Six years have passed since Saudi Arabia and its coalition invaded Yemen, it added, noting that during the last six years, the siege and military aggression have targeted 24 million people in Yemen, and dozens of people die every day due to bombardments, starvation, disease, lack of medicine, and lack of fuel in medical centers.

Even more unfortunate is that this brutal aggression and cowardly siege has not stopped for a moment, even under the outbreak of Covid-19 disease, the statement said.

Undoubtedly, what is happening in Yemen, based on the figures announced by the international authorities and even according to the political and armed supporters of this inhuman aggression, includes all kinds of crimes and offences, international legal prosecution of which is one of the duties of affiliated international institutions and all defenders of freedom and human rights, it added.

Despite numerous claims supporting the halt of aggression, the aggressors are still being supported and the military experts of some countries are hand in hand with Saudis in committing the crimes and murdering the Yemeni people, the statement said.

In such a situation, the simultaneous establishment of a ceasefire and the lifting of the siege will pave the way for the continuation of this humanitarian catastrophe and will facilitate dialogue, it underlined.

Since the beginning of the war, the Islamic Republic of Iran has emphasized that there is no military solution to the Yemeni crisis and that Iran will support a peace plan based on ending aggression, a nationwide ceasefire, ending the occupation, lifting the economic blockade and starting political talks, the statement said.

Yemenis should decide about their political future without foreign interference, it stressed.

The United Nations warned in December that malnutrition in conflict-hit Yemen has reached record levels, saying almost half of the population is experiencing high levels of food insecurity, as time is running out to prevent mass starvation.

The World Food Programme (WFP) warned that the number of people facing the second highest level of food insecurity in Yemen is set to increase from 3.6 million people to 5 million in the first half of 2021.

“Pockets of famine-like conditions have already returned for the first time in two years,” WFP said in a statement, adding, “The number of people experiencing this degree of catastrophic food insecurity could nearly triple from 16,500 currently to 47,000 people between January and June 2021.”

According to the UN’s Integrated Food Security Phase Classification (IPC) analysis, around 45% of Yemen’s population is facing high levels of acute food insecurity.

It noted that within this number, 33% of the Yemeni population are in crisis, while 12% are in emergency.

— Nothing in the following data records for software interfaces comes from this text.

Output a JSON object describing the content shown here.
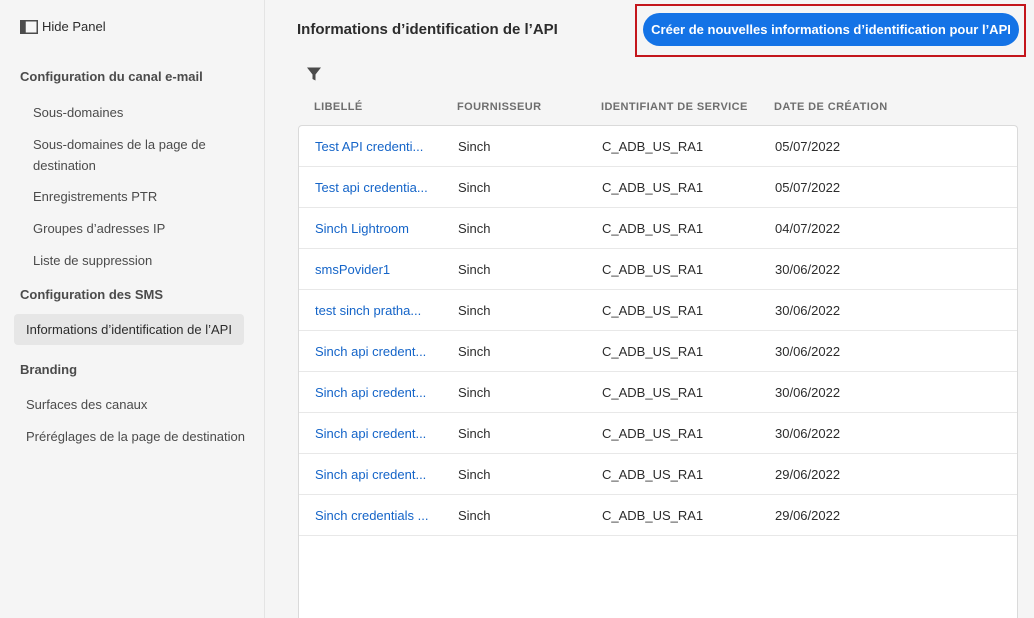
{
  "sidebar": {
    "hide_panel_label": "Hide Panel",
    "email_section": {
      "heading": "Configuration du canal e-mail",
      "items": [
        {
          "label": "Sous-domaines"
        },
        {
          "label": "Sous-domaines de la page de destination"
        },
        {
          "label": "Enregistrements PTR"
        },
        {
          "label": "Groupes d’adresses IP"
        },
        {
          "label": "Liste de suppression"
        }
      ]
    },
    "sms_section": {
      "heading": "Configuration des SMS",
      "items": [
        {
          "label": "Informations d’identification  de l’API",
          "active": true
        }
      ]
    },
    "branding_section": {
      "heading": "Branding",
      "items": [
        {
          "label": "Surfaces des canaux"
        },
        {
          "label": "Préréglages de la page de  destination"
        }
      ]
    }
  },
  "main": {
    "title": "Informations d’identification de l’API",
    "create_button_label": "Créer de nouvelles informations d’identification pour l’API",
    "accent_color": "#1473e6",
    "highlight_color": "#c4161c",
    "columns": [
      "LIBELLÉ",
      "FOURNISSEUR",
      "IDENTIFIANT DE SERVICE",
      "DATE DE CRÉATION"
    ],
    "rows": [
      {
        "label": "Test API credenti...",
        "provider": "Sinch",
        "service_id": "C_ADB_US_RA1",
        "created": "05/07/2022"
      },
      {
        "label": "Test api credentia...",
        "provider": "Sinch",
        "service_id": "C_ADB_US_RA1",
        "created": "05/07/2022"
      },
      {
        "label": "Sinch Lightroom",
        "provider": "Sinch",
        "service_id": "C_ADB_US_RA1",
        "created": "04/07/2022"
      },
      {
        "label": "smsPovider1",
        "provider": "Sinch",
        "service_id": "C_ADB_US_RA1",
        "created": "30/06/2022"
      },
      {
        "label": "test sinch pratha...",
        "provider": "Sinch",
        "service_id": "C_ADB_US_RA1",
        "created": "30/06/2022"
      },
      {
        "label": "Sinch api credent...",
        "provider": "Sinch",
        "service_id": "C_ADB_US_RA1",
        "created": "30/06/2022"
      },
      {
        "label": "Sinch api credent...",
        "provider": "Sinch",
        "service_id": "C_ADB_US_RA1",
        "created": "30/06/2022"
      },
      {
        "label": "Sinch api credent...",
        "provider": "Sinch",
        "service_id": "C_ADB_US_RA1",
        "created": "30/06/2022"
      },
      {
        "label": "Sinch api credent...",
        "provider": "Sinch",
        "service_id": "C_ADB_US_RA1",
        "created": "29/06/2022"
      },
      {
        "label": "Sinch credentials ...",
        "provider": "Sinch",
        "service_id": "C_ADB_US_RA1",
        "created": "29/06/2022"
      }
    ]
  }
}
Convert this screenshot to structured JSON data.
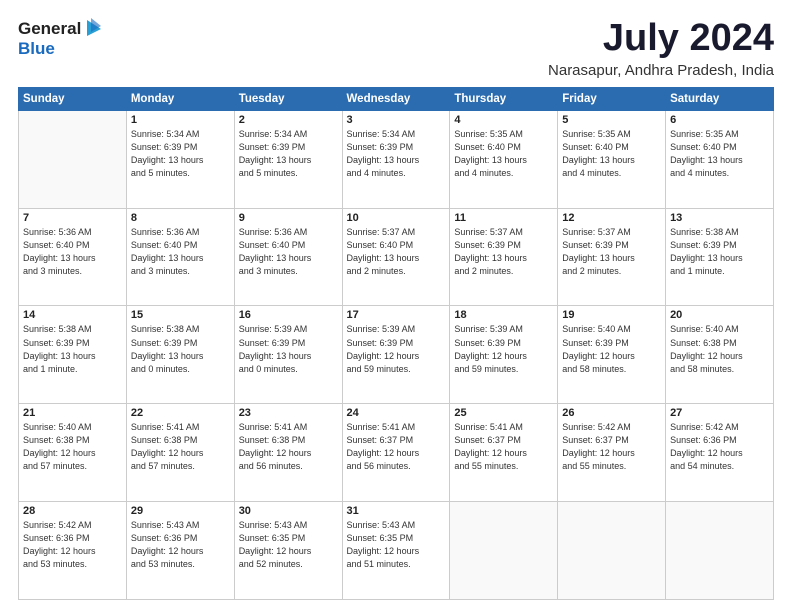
{
  "header": {
    "logo_general": "General",
    "logo_blue": "Blue",
    "month_year": "July 2024",
    "location": "Narasapur, Andhra Pradesh, India"
  },
  "weekdays": [
    "Sunday",
    "Monday",
    "Tuesday",
    "Wednesday",
    "Thursday",
    "Friday",
    "Saturday"
  ],
  "weeks": [
    [
      {
        "day": "",
        "info": ""
      },
      {
        "day": "1",
        "info": "Sunrise: 5:34 AM\nSunset: 6:39 PM\nDaylight: 13 hours\nand 5 minutes."
      },
      {
        "day": "2",
        "info": "Sunrise: 5:34 AM\nSunset: 6:39 PM\nDaylight: 13 hours\nand 5 minutes."
      },
      {
        "day": "3",
        "info": "Sunrise: 5:34 AM\nSunset: 6:39 PM\nDaylight: 13 hours\nand 4 minutes."
      },
      {
        "day": "4",
        "info": "Sunrise: 5:35 AM\nSunset: 6:40 PM\nDaylight: 13 hours\nand 4 minutes."
      },
      {
        "day": "5",
        "info": "Sunrise: 5:35 AM\nSunset: 6:40 PM\nDaylight: 13 hours\nand 4 minutes."
      },
      {
        "day": "6",
        "info": "Sunrise: 5:35 AM\nSunset: 6:40 PM\nDaylight: 13 hours\nand 4 minutes."
      }
    ],
    [
      {
        "day": "7",
        "info": "Sunrise: 5:36 AM\nSunset: 6:40 PM\nDaylight: 13 hours\nand 3 minutes."
      },
      {
        "day": "8",
        "info": "Sunrise: 5:36 AM\nSunset: 6:40 PM\nDaylight: 13 hours\nand 3 minutes."
      },
      {
        "day": "9",
        "info": "Sunrise: 5:36 AM\nSunset: 6:40 PM\nDaylight: 13 hours\nand 3 minutes."
      },
      {
        "day": "10",
        "info": "Sunrise: 5:37 AM\nSunset: 6:40 PM\nDaylight: 13 hours\nand 2 minutes."
      },
      {
        "day": "11",
        "info": "Sunrise: 5:37 AM\nSunset: 6:39 PM\nDaylight: 13 hours\nand 2 minutes."
      },
      {
        "day": "12",
        "info": "Sunrise: 5:37 AM\nSunset: 6:39 PM\nDaylight: 13 hours\nand 2 minutes."
      },
      {
        "day": "13",
        "info": "Sunrise: 5:38 AM\nSunset: 6:39 PM\nDaylight: 13 hours\nand 1 minute."
      }
    ],
    [
      {
        "day": "14",
        "info": "Sunrise: 5:38 AM\nSunset: 6:39 PM\nDaylight: 13 hours\nand 1 minute."
      },
      {
        "day": "15",
        "info": "Sunrise: 5:38 AM\nSunset: 6:39 PM\nDaylight: 13 hours\nand 0 minutes."
      },
      {
        "day": "16",
        "info": "Sunrise: 5:39 AM\nSunset: 6:39 PM\nDaylight: 13 hours\nand 0 minutes."
      },
      {
        "day": "17",
        "info": "Sunrise: 5:39 AM\nSunset: 6:39 PM\nDaylight: 12 hours\nand 59 minutes."
      },
      {
        "day": "18",
        "info": "Sunrise: 5:39 AM\nSunset: 6:39 PM\nDaylight: 12 hours\nand 59 minutes."
      },
      {
        "day": "19",
        "info": "Sunrise: 5:40 AM\nSunset: 6:39 PM\nDaylight: 12 hours\nand 58 minutes."
      },
      {
        "day": "20",
        "info": "Sunrise: 5:40 AM\nSunset: 6:38 PM\nDaylight: 12 hours\nand 58 minutes."
      }
    ],
    [
      {
        "day": "21",
        "info": "Sunrise: 5:40 AM\nSunset: 6:38 PM\nDaylight: 12 hours\nand 57 minutes."
      },
      {
        "day": "22",
        "info": "Sunrise: 5:41 AM\nSunset: 6:38 PM\nDaylight: 12 hours\nand 57 minutes."
      },
      {
        "day": "23",
        "info": "Sunrise: 5:41 AM\nSunset: 6:38 PM\nDaylight: 12 hours\nand 56 minutes."
      },
      {
        "day": "24",
        "info": "Sunrise: 5:41 AM\nSunset: 6:37 PM\nDaylight: 12 hours\nand 56 minutes."
      },
      {
        "day": "25",
        "info": "Sunrise: 5:41 AM\nSunset: 6:37 PM\nDaylight: 12 hours\nand 55 minutes."
      },
      {
        "day": "26",
        "info": "Sunrise: 5:42 AM\nSunset: 6:37 PM\nDaylight: 12 hours\nand 55 minutes."
      },
      {
        "day": "27",
        "info": "Sunrise: 5:42 AM\nSunset: 6:36 PM\nDaylight: 12 hours\nand 54 minutes."
      }
    ],
    [
      {
        "day": "28",
        "info": "Sunrise: 5:42 AM\nSunset: 6:36 PM\nDaylight: 12 hours\nand 53 minutes."
      },
      {
        "day": "29",
        "info": "Sunrise: 5:43 AM\nSunset: 6:36 PM\nDaylight: 12 hours\nand 53 minutes."
      },
      {
        "day": "30",
        "info": "Sunrise: 5:43 AM\nSunset: 6:35 PM\nDaylight: 12 hours\nand 52 minutes."
      },
      {
        "day": "31",
        "info": "Sunrise: 5:43 AM\nSunset: 6:35 PM\nDaylight: 12 hours\nand 51 minutes."
      },
      {
        "day": "",
        "info": ""
      },
      {
        "day": "",
        "info": ""
      },
      {
        "day": "",
        "info": ""
      }
    ]
  ]
}
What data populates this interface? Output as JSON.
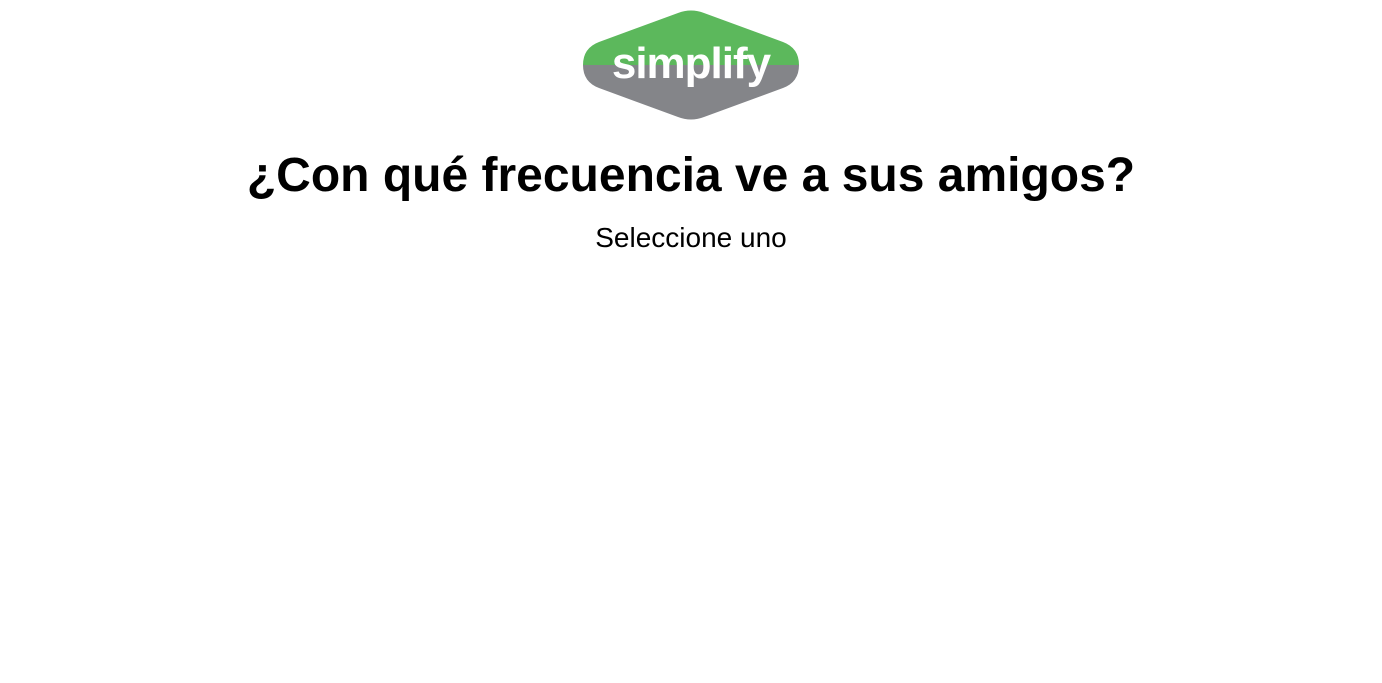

Saudi Arabia and a number of its regional allies launched the war on Yemen in March 2015, with the goal of bringing the government of former President Abd Rabbuh Mansur Hadi back to power and crushing the popular Ansarullah movement.

The US-based Armed Conflict Location and Event Data Project (ACLED), a nonprofit conflict-research organization, estimates that the war has claimed more than 100,000 lives.

The Ansarullah movement, backed by armed forces, has been defending Yemen against the Saudi-led alliance, preventing the aggressors from fulfilling the objectives of the atrocious war.

Back to top button